Couples & Kids

Principal Investigator: Mark Cummings, Ph.D.

The Couples and Kids Project is a three-year prospective longitudinal study that investigated the ways couples handle everyday problems and how their interactions affect school-aged children. This project was funded by the National Institutes of Child Health and Human Development. Data collection began in January of 1999 and ran until October 2003, and approximately 300 two-parent families (mothers, fathers, and one child) participated.

A goal of this study was to identify, define, and distinguish between constructive and destructive parental conflict behaviors. To accomplish this goal, we used innovative methodologies, including parental daily diary reports of conflict that occurred in the home, laboratory observations of interparental conflict, and analog procedures of conflict. One of the key findings from this study is that it is not whether parents fight, but how they fight that has implications for children’s development. Parents’ use of destructive conflict tactics when discussing a disagreement (e.g., verbal hostility, withdrawal) where linked with higher levels of children’s internalizing and externalizing behavior problems; whereas constructive conflict tactics (e.g., problem-solving, calm discussion, verbal and physical affection) were linked to better child outcomes.

This project is not recruiting new participants.
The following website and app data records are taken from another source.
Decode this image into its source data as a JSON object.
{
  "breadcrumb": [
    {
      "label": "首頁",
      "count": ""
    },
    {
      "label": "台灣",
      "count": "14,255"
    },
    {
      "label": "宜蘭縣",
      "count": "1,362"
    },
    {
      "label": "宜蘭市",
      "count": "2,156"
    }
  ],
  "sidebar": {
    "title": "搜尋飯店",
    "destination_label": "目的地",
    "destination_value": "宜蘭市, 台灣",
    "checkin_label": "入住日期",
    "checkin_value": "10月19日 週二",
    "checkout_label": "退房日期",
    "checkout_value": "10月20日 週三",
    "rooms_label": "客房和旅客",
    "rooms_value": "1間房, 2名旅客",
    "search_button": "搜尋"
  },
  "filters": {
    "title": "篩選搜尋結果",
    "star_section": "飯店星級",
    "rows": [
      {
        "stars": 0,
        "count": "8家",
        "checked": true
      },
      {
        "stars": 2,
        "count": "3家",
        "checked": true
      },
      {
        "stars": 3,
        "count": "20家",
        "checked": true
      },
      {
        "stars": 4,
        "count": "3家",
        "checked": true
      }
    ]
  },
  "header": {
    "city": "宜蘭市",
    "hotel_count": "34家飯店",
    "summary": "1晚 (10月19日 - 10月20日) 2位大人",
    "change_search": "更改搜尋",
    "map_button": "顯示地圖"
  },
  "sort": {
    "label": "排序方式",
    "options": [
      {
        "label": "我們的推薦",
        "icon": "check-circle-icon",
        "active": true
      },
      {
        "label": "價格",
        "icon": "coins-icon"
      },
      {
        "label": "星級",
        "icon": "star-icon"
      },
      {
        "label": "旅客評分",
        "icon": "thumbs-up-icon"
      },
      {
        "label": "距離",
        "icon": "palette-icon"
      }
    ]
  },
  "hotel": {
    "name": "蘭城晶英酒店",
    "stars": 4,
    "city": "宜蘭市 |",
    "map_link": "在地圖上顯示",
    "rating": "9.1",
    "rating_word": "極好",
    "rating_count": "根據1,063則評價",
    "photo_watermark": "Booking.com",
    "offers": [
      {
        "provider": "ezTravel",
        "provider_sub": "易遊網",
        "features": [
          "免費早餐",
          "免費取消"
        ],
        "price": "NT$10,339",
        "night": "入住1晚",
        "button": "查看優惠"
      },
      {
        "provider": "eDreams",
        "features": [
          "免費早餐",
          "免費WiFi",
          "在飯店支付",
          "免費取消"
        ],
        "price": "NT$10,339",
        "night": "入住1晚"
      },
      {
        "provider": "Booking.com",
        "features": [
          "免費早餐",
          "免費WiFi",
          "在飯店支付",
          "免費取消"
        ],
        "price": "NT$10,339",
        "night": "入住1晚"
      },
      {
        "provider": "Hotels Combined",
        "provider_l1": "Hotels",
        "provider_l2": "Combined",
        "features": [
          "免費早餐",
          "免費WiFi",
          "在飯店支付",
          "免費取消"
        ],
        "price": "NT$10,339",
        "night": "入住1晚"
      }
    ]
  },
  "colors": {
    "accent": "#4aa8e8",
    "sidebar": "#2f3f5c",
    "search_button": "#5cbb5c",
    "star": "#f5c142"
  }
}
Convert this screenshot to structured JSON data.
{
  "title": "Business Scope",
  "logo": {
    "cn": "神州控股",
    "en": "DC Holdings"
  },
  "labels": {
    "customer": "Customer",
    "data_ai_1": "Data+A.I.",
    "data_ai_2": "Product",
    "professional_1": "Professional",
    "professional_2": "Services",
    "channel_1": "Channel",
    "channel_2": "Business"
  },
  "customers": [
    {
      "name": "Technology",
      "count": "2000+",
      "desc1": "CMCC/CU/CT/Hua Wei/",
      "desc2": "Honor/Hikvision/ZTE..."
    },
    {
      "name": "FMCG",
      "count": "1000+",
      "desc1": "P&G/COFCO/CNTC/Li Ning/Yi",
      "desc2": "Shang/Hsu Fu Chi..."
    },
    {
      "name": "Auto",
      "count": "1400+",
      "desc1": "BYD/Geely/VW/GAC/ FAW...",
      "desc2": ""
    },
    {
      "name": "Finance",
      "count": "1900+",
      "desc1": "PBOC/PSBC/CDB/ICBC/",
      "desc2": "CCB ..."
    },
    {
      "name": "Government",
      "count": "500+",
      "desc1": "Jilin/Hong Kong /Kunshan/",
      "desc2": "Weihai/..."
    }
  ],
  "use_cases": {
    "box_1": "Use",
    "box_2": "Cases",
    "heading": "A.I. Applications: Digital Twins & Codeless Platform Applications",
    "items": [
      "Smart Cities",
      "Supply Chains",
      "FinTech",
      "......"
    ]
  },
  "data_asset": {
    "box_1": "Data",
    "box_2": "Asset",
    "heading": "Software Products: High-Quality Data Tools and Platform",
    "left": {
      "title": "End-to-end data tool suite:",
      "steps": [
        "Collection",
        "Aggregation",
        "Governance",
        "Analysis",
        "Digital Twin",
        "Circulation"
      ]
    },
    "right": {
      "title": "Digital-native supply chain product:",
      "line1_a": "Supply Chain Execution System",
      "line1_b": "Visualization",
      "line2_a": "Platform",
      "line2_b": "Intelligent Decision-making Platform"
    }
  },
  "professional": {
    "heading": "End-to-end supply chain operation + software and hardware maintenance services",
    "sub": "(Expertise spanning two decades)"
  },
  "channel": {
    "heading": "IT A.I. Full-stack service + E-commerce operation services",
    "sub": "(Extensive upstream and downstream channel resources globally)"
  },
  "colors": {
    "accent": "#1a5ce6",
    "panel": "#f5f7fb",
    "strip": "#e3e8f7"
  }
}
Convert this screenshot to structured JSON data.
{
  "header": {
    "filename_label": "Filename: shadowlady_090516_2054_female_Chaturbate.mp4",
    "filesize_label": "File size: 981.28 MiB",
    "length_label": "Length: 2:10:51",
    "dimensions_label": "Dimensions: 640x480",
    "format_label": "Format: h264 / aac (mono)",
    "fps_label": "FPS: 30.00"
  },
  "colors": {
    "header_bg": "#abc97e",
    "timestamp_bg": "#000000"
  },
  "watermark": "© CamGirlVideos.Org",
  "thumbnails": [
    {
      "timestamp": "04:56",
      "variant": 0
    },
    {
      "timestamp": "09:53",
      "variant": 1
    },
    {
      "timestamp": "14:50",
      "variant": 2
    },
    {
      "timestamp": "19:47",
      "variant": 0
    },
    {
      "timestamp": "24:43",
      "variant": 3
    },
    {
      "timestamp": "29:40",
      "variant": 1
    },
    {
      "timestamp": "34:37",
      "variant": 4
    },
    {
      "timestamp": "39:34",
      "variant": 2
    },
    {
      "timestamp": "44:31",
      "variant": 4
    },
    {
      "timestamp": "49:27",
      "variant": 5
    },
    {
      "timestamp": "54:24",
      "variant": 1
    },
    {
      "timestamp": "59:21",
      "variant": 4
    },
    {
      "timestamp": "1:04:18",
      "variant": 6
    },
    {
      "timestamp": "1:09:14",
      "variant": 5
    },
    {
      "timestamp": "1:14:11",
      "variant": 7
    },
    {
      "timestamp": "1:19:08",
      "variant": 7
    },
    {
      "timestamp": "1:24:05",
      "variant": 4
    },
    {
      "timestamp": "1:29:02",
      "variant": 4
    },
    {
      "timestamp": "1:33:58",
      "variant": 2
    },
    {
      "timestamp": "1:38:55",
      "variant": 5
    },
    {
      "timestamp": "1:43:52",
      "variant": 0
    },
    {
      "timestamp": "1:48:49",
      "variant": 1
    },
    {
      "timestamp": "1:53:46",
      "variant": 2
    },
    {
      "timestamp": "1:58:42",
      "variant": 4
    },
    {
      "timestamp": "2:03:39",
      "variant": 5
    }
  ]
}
For additional information, please contact Mark Cummings at ecumming@nd.edu.

Couples and Kids Project